:: About this task ::
If a line in the entries below includes the string "Industry", copy it out.

···

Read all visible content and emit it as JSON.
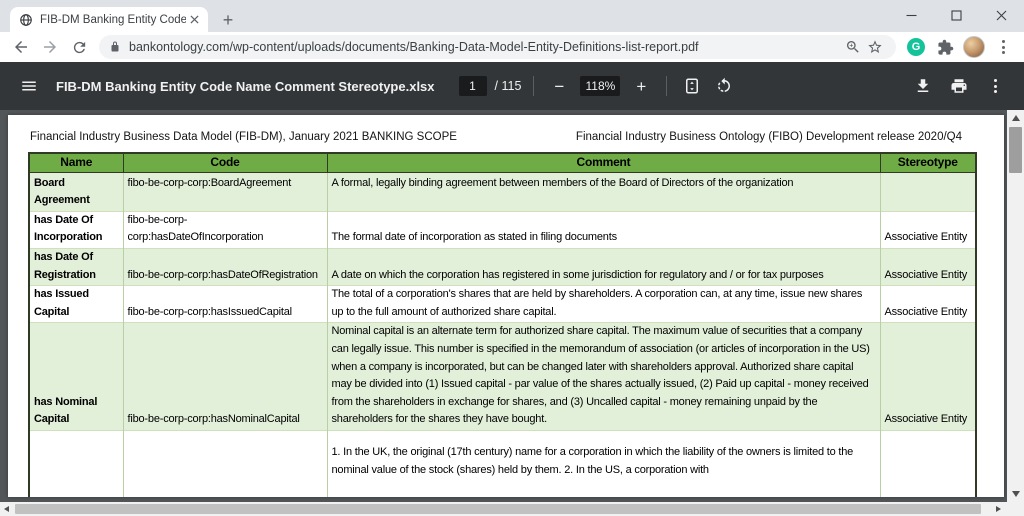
{
  "browser": {
    "tab_title": "FIB-DM Banking Entity Code Nam",
    "new_tab_glyph": "+",
    "url": "bankontology.com/wp-content/uploads/documents/Banking-Data-Model-Entity-Definitions-list-report.pdf",
    "grammarly_letter": "G"
  },
  "pdf_toolbar": {
    "filename": "FIB-DM Banking Entity Code Name Comment Stereotype.xlsx",
    "page_current": "1",
    "page_total_label": "/ 115",
    "zoom_out_glyph": "−",
    "zoom_level": "118%",
    "zoom_in_glyph": "+"
  },
  "document": {
    "header_left": "Financial Industry Business Data Model (FIB-DM), January 2021 BANKING SCOPE",
    "header_right": "Financial Industry Business Ontology (FIBO) Development release 2020/Q4",
    "table": {
      "columns": [
        "Name",
        "Code",
        "Comment",
        "Stereotype"
      ],
      "rows": [
        {
          "name": "Board Agreement",
          "code": "fibo-be-corp-corp:BoardAgreement",
          "comment": "A formal, legally binding agreement between members of the Board of Directors of the organization",
          "stereotype": ""
        },
        {
          "name": "has Date Of Incorporation",
          "code": "fibo-be-corp-corp:hasDateOfIncorporation",
          "comment": "The formal date of incorporation as stated in filing documents",
          "stereotype": "Associative Entity"
        },
        {
          "name": "has Date Of Registration",
          "code": "fibo-be-corp-corp:hasDateOfRegistration",
          "comment": "A date on which the corporation has registered in some jurisdiction for regulatory and / or for tax purposes",
          "stereotype": "Associative Entity"
        },
        {
          "name": "has Issued Capital",
          "code": "fibo-be-corp-corp:hasIssuedCapital",
          "comment": "The total of a corporation's shares that are held by shareholders. A corporation can, at any time, issue new shares up to the full amount of authorized share capital.",
          "stereotype": "Associative Entity"
        },
        {
          "name": "has Nominal Capital",
          "code": "fibo-be-corp-corp:hasNominalCapital",
          "comment": "Nominal capital is an alternate term for authorized share capital. The maximum value of securities that a company can legally issue. This number is specified in the memorandum of association (or articles of incorporation in the US) when a company is incorporated, but can be changed later with shareholders approval.  Authorized share capital may be divided into (1) Issued capital - par value of the shares actually issued, (2) Paid up capital - money received from the shareholders in exchange for shares, and (3) Uncalled capital - money remaining unpaid by the shareholders for the shares they have bought.",
          "stereotype": "Associative Entity"
        },
        {
          "name": "",
          "code": "",
          "comment": "1. In the UK, the original (17th century) name for a corporation in which the liability of the owners is limited to the nominal value of the stock (shares) held by them. 2. In the US, a corporation with",
          "stereotype": ""
        }
      ]
    }
  },
  "colors": {
    "table_header_green": "#6FAC46",
    "table_row_light_green": "#E2EFD9",
    "pdf_toolbar_bg": "#323639",
    "viewer_bg": "#525659",
    "tab_strip_bg": "#DEE1E6",
    "grammarly_green": "#15C39A"
  }
}
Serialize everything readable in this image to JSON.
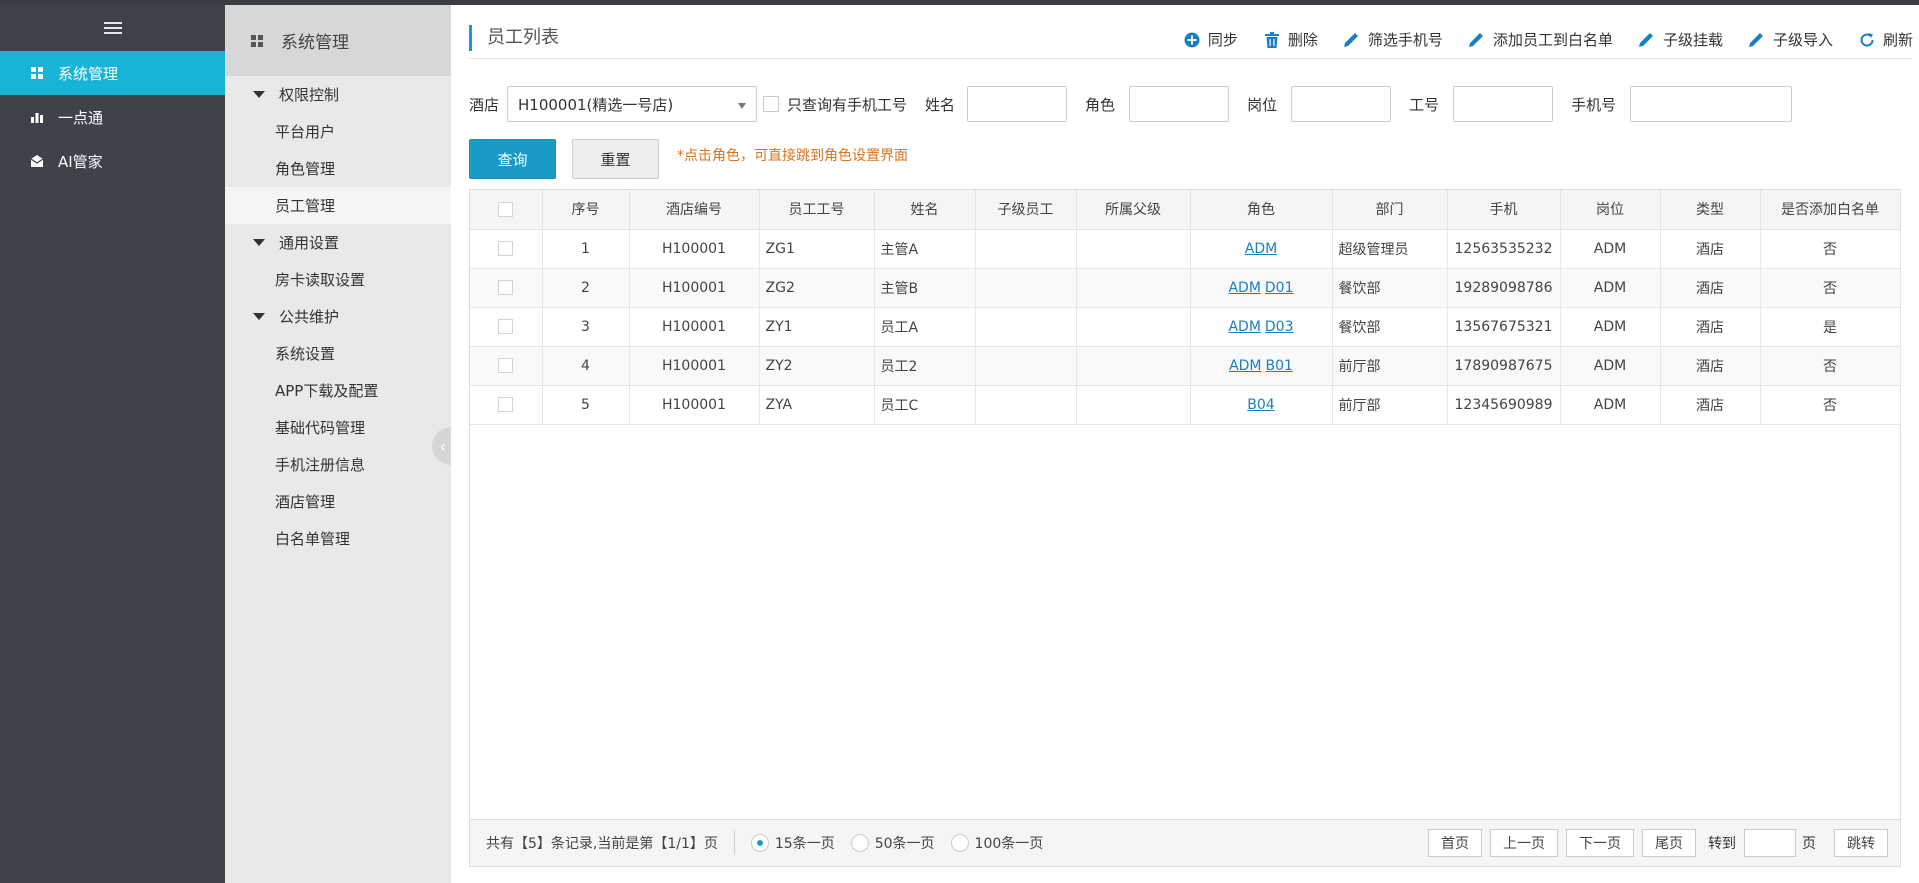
{
  "leftnav": {
    "items": [
      {
        "label": "系统管理",
        "icon": "grid-icon",
        "active": true
      },
      {
        "label": "一点通",
        "icon": "bar-chart-icon",
        "active": false
      },
      {
        "label": "AI管家",
        "icon": "mail-icon",
        "active": false
      }
    ]
  },
  "subnav": {
    "header": "系统管理",
    "groups": [
      {
        "label": "权限控制",
        "items": [
          "平台用户",
          "角色管理",
          "员工管理"
        ]
      },
      {
        "label": "通用设置",
        "items": [
          "房卡读取设置"
        ]
      },
      {
        "label": "公共维护",
        "items": [
          "系统设置",
          "APP下载及配置",
          "基础代码管理",
          "手机注册信息",
          "酒店管理",
          "白名单管理"
        ]
      }
    ]
  },
  "main": {
    "title": "员工列表",
    "toolbar": [
      {
        "label": "同步",
        "icon": "plus-circle-icon"
      },
      {
        "label": "删除",
        "icon": "trash-icon"
      },
      {
        "label": "筛选手机号",
        "icon": "pencil-icon"
      },
      {
        "label": "添加员工到白名单",
        "icon": "pencil-icon"
      },
      {
        "label": "子级挂载",
        "icon": "pencil-icon"
      },
      {
        "label": "子级导入",
        "icon": "pencil-icon"
      },
      {
        "label": "刷新",
        "icon": "refresh-icon"
      }
    ],
    "filters": {
      "hotel_label": "酒店",
      "hotel_value": "H100001(精选一号店)",
      "only_phone_label": "只查询有手机工号",
      "name_label": "姓名",
      "role_label": "角色",
      "post_label": "岗位",
      "empno_label": "工号",
      "phone_label": "手机号"
    },
    "query_label": "查询",
    "reset_label": "重置",
    "hint": "*点击角色，可直接跳到角色设置界面",
    "table": {
      "columns": [
        "",
        "序号",
        "酒店编号",
        "员工工号",
        "姓名",
        "子级员工",
        "所属父级",
        "角色",
        "部门",
        "手机",
        "岗位",
        "类型",
        "是否添加白名单"
      ],
      "rows": [
        {
          "no": "1",
          "hotel": "H100001",
          "empno": "ZG1",
          "name": "主管A",
          "child": "",
          "parent": "",
          "roles": [
            "ADM"
          ],
          "dept": "超级管理员",
          "phone": "12563535232",
          "post": "ADM",
          "type": "酒店",
          "whitelist": "否"
        },
        {
          "no": "2",
          "hotel": "H100001",
          "empno": "ZG2",
          "name": "主管B",
          "child": "",
          "parent": "",
          "roles": [
            "ADM",
            "D01"
          ],
          "dept": "餐饮部",
          "phone": "19289098786",
          "post": "ADM",
          "type": "酒店",
          "whitelist": "否"
        },
        {
          "no": "3",
          "hotel": "H100001",
          "empno": "ZY1",
          "name": "员工A",
          "child": "",
          "parent": "",
          "roles": [
            "ADM",
            "D03"
          ],
          "dept": "餐饮部",
          "phone": "13567675321",
          "post": "ADM",
          "type": "酒店",
          "whitelist": "是"
        },
        {
          "no": "4",
          "hotel": "H100001",
          "empno": "ZY2",
          "name": "员工2",
          "child": "",
          "parent": "",
          "roles": [
            "ADM",
            "B01"
          ],
          "dept": "前厅部",
          "phone": "17890987675",
          "post": "ADM",
          "type": "酒店",
          "whitelist": "否"
        },
        {
          "no": "5",
          "hotel": "H100001",
          "empno": "ZYA",
          "name": "员工C",
          "child": "",
          "parent": "",
          "roles": [
            "B04"
          ],
          "dept": "前厅部",
          "phone": "12345690989",
          "post": "ADM",
          "type": "酒店",
          "whitelist": "否"
        }
      ]
    },
    "pager": {
      "summary": "共有【5】条记录,当前是第【1/1】页",
      "sizes": [
        {
          "label": "15条一页",
          "selected": true
        },
        {
          "label": "50条一页",
          "selected": false
        },
        {
          "label": "100条一页",
          "selected": false
        }
      ],
      "first": "首页",
      "prev": "上一页",
      "next": "下一页",
      "last": "尾页",
      "goto_label": "转到",
      "page_unit": "页",
      "jump": "跳转"
    }
  },
  "colors": {
    "accent": "#18b4d6",
    "primary_button": "#1a9bc5",
    "hint": "#d9751b",
    "nav_bg": "#3f424b"
  }
}
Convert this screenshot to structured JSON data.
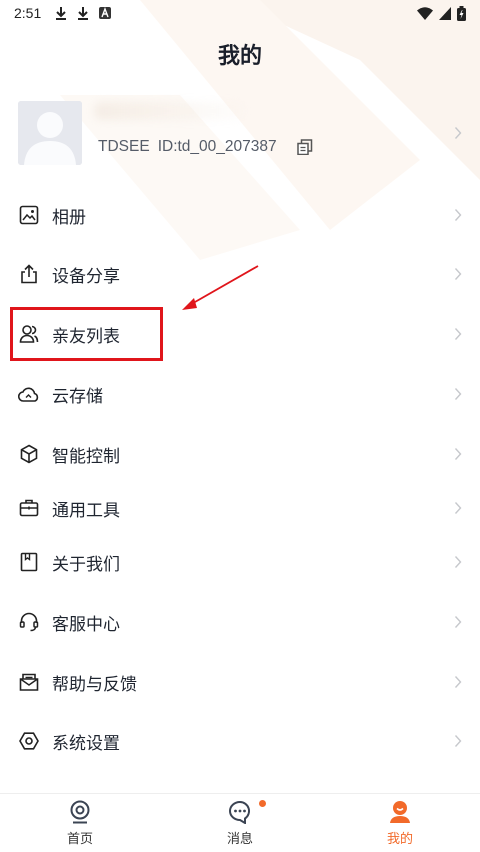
{
  "status_bar": {
    "time": "2:51"
  },
  "header": {
    "title": "我的"
  },
  "profile": {
    "app_name": "TDSEE",
    "user_id": "ID:td_00_207387"
  },
  "menu": {
    "items": [
      {
        "label": "相册",
        "icon": "album-icon"
      },
      {
        "label": "设备分享",
        "icon": "share-icon"
      },
      {
        "label": "亲友列表",
        "icon": "contacts-icon"
      },
      {
        "label": "云存储",
        "icon": "cloud-icon"
      },
      {
        "label": "智能控制",
        "icon": "smart-cube-icon"
      },
      {
        "label": "通用工具",
        "icon": "toolbox-icon"
      },
      {
        "label": "关于我们",
        "icon": "bookmark-icon"
      },
      {
        "label": "客服中心",
        "icon": "headset-icon"
      },
      {
        "label": "帮助与反馈",
        "icon": "feedback-mail-icon"
      },
      {
        "label": "系统设置",
        "icon": "settings-hex-icon"
      }
    ]
  },
  "tabbar": {
    "tabs": [
      {
        "label": "首页",
        "icon": "camera-icon",
        "active": false
      },
      {
        "label": "消息",
        "icon": "message-icon",
        "active": false,
        "has_badge": true
      },
      {
        "label": "我的",
        "icon": "profile-face-icon",
        "active": true
      }
    ]
  },
  "colors": {
    "accent": "#f26a2a",
    "highlight_box": "#e0151b",
    "arrow": "#e0151b"
  }
}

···

:: Answer for this exercise ::
    "header_left": "Financial Industry Business Data Model (FIB-DM), January 2021 BANKING SCOPE",
    "header_right": "Financial Industry Business Ontology (FIBO) Development release 2020/Q4",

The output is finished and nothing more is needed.